_Task to complete:_ Tally the lines below that hold the string "icon", and give only the tally.

▼

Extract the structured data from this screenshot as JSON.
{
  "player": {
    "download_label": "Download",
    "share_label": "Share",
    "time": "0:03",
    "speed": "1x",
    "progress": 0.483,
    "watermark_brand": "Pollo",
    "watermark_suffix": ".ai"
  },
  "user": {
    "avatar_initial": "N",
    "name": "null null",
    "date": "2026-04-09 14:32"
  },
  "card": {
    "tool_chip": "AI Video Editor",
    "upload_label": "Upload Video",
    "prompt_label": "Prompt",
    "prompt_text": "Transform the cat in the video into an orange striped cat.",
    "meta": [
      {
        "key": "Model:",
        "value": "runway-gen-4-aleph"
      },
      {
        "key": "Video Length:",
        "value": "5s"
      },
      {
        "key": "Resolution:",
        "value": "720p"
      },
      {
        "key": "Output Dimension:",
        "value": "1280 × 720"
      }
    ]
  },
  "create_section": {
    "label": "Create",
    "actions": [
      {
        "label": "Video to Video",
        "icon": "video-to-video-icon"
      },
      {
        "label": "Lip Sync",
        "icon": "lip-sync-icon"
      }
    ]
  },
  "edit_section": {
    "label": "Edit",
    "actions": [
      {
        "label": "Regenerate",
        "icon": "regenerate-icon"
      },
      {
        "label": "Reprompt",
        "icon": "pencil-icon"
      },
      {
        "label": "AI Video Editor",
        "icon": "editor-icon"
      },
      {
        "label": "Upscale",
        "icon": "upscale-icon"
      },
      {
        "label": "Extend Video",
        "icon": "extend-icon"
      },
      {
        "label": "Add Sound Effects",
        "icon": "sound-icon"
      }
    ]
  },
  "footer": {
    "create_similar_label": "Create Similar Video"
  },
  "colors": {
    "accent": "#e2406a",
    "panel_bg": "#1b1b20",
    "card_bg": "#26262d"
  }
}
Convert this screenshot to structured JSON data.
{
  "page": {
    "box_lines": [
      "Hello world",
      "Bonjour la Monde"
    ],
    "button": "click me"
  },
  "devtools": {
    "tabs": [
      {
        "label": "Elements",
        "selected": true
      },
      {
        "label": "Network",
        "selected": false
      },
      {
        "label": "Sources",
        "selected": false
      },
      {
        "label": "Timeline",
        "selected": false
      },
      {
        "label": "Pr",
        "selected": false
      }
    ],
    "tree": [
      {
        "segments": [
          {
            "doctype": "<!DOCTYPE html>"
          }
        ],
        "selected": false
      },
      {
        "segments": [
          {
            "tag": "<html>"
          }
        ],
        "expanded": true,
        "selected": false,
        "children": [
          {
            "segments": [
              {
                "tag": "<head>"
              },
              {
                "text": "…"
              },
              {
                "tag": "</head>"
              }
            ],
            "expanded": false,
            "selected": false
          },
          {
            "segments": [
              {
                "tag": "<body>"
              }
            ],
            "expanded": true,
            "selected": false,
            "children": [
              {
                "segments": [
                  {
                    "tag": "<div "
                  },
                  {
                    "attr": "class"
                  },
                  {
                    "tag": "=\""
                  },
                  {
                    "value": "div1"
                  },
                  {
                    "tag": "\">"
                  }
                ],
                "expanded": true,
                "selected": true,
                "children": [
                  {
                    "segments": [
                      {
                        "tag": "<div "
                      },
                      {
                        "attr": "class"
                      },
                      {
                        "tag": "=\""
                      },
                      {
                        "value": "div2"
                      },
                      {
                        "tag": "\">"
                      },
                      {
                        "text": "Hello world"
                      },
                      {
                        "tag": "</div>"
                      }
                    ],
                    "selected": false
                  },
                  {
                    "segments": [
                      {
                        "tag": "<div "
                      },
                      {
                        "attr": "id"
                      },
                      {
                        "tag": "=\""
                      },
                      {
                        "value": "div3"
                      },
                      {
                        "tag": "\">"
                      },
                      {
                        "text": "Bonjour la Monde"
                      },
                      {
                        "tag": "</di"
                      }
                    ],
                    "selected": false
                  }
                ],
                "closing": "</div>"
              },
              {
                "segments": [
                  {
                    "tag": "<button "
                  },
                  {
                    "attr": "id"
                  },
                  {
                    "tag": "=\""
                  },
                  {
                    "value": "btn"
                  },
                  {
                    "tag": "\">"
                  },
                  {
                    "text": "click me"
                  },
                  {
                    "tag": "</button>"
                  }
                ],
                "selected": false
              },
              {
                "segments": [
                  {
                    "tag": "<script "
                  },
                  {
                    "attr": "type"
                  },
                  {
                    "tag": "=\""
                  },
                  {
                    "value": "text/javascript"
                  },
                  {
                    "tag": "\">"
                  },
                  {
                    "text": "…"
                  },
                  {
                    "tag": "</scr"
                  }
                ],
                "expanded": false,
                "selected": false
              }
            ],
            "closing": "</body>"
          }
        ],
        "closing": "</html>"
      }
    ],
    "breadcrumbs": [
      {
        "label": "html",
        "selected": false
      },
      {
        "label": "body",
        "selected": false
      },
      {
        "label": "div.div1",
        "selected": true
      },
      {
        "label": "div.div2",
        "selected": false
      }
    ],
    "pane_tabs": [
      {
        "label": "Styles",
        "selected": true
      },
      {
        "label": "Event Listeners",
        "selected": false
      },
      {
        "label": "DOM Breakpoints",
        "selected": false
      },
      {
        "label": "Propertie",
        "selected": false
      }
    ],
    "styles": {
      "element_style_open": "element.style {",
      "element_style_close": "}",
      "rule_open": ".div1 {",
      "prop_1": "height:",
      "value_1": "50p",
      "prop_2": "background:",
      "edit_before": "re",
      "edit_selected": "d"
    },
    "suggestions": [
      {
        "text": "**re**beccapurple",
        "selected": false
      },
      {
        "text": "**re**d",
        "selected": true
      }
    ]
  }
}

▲

_Answer to the exercise:_ 8